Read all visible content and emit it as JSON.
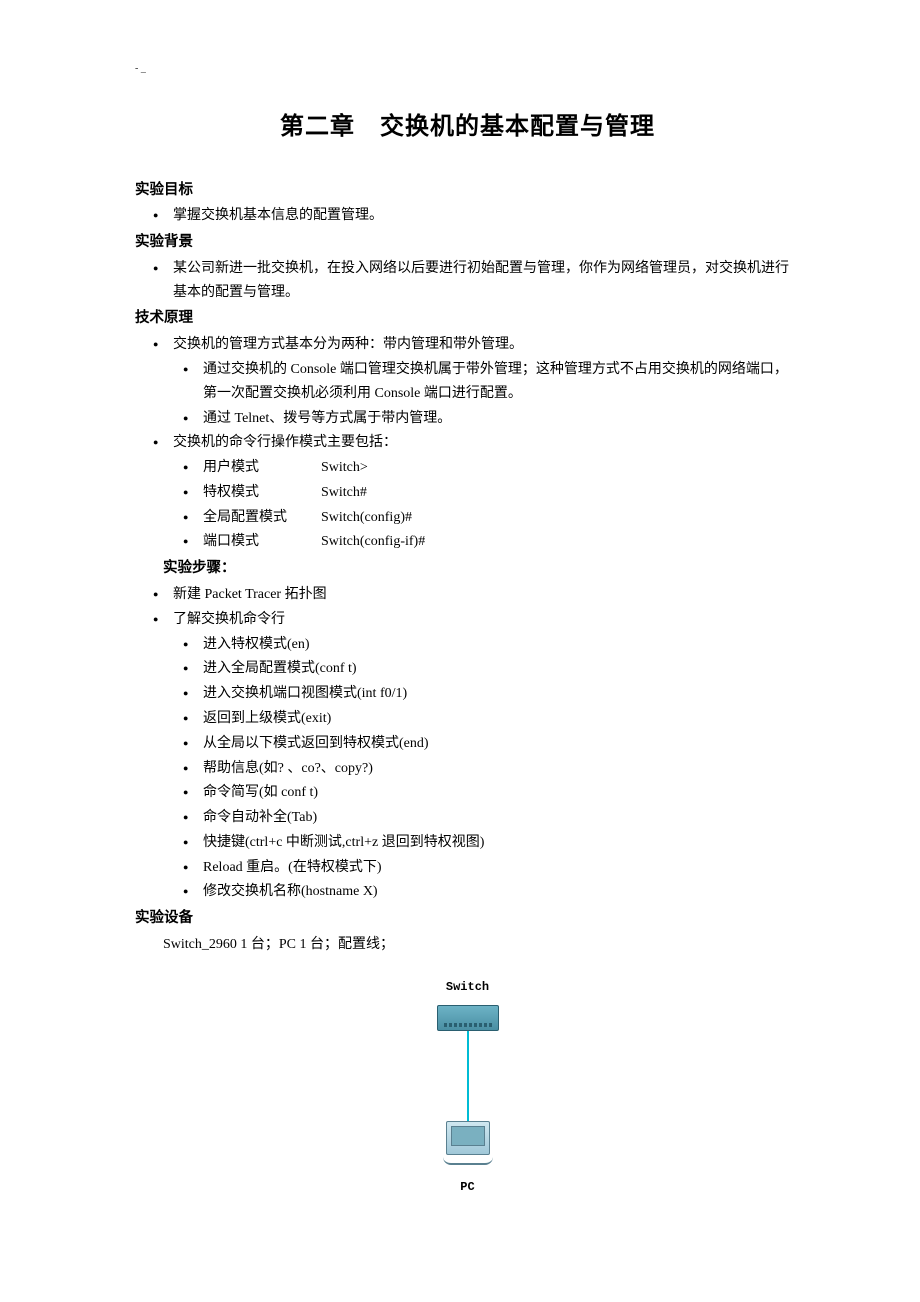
{
  "mark": "- _",
  "title": "第二章　交换机的基本配置与管理",
  "sections": {
    "goal_h": "实验目标",
    "goal_item": "掌握交换机基本信息的配置管理。",
    "bg_h": "实验背景",
    "bg_item": "某公司新进一批交换机，在投入网络以后要进行初始配置与管理，你作为网络管理员，对交换机进行基本的配置与管理。",
    "tech_h": "技术原理",
    "tech_sw_mgmt": "交换机的管理方式基本分为两种：带内管理和带外管理。",
    "tech_console": "通过交换机的 Console 端口管理交换机属于带外管理；这种管理方式不占用交换机的网络端口，第一次配置交换机必须利用 Console 端口进行配置。",
    "tech_telnet": "通过 Telnet、拨号等方式属于带内管理。",
    "tech_modes_h": "交换机的命令行操作模式主要包括：",
    "modes": [
      {
        "label": "用户模式",
        "value": "Switch>"
      },
      {
        "label": "特权模式",
        "value": "Switch#"
      },
      {
        "label": "全局配置模式",
        "value": "Switch(config)#"
      },
      {
        "label": "端口模式",
        "value": "Switch(config-if)#"
      }
    ],
    "steps_h": "实验步骤：",
    "step_topo": "新建 Packet Tracer 拓扑图",
    "step_cli": "了解交换机命令行",
    "cli_items": [
      "进入特权模式(en)",
      "进入全局配置模式(conf t)",
      "进入交换机端口视图模式(int f0/1)",
      "返回到上级模式(exit)",
      "从全局以下模式返回到特权模式(end)",
      "帮助信息(如? 、co?、copy?)",
      "命令简写(如  conf t)",
      "命令自动补全(Tab)",
      "快捷键(ctrl+c 中断测试,ctrl+z 退回到特权视图)",
      "Reload 重启。(在特权模式下)",
      "修改交换机名称(hostname X)"
    ],
    "equip_h": "实验设备",
    "equip_line": "Switch_2960 1 台；PC 1 台；配置线；",
    "diagram": {
      "switch_label": "Switch",
      "pc_label": "PC"
    }
  }
}
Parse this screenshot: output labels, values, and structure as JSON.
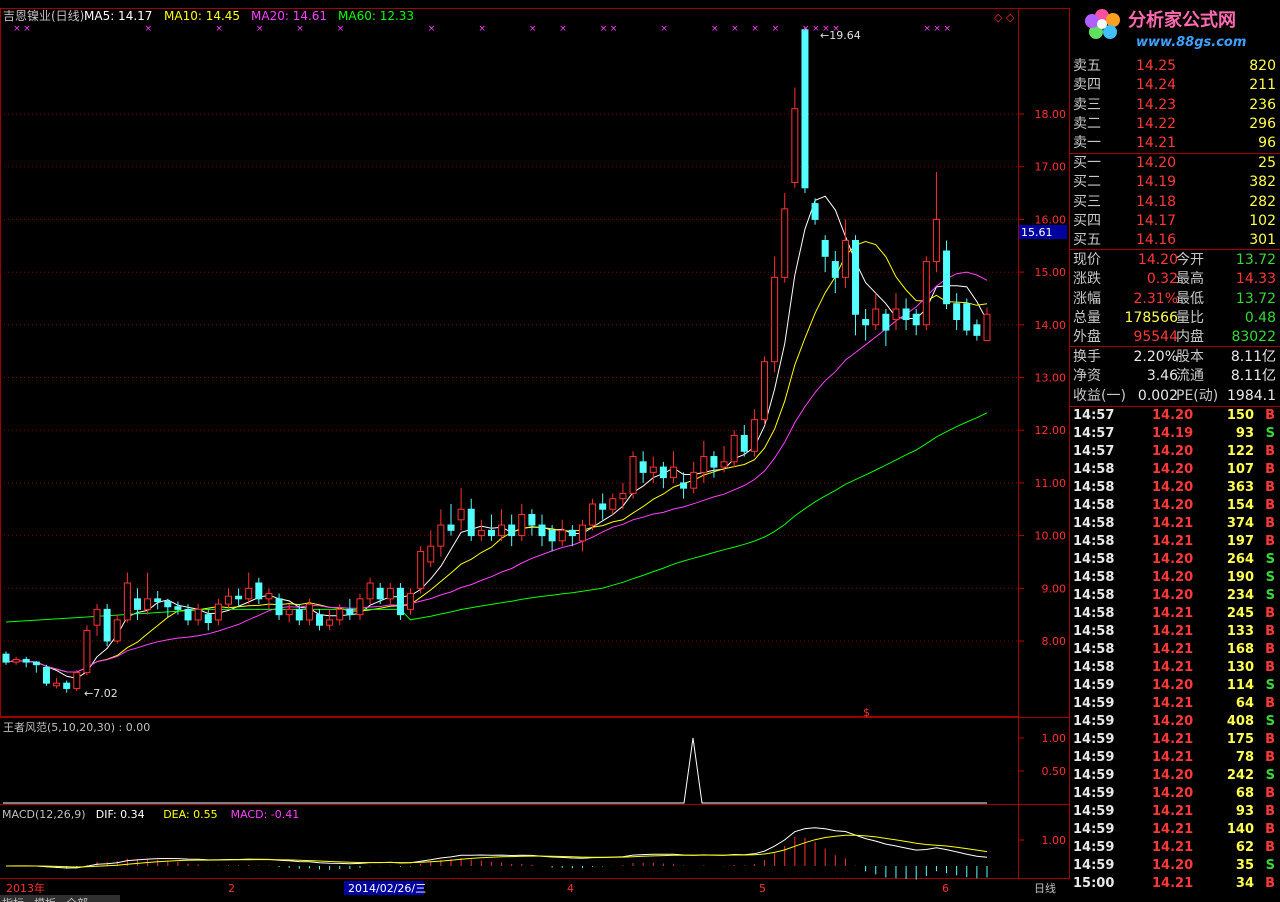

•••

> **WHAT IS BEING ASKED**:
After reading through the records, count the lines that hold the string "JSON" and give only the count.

> **OUTPUT FOR THIS TASK**:
2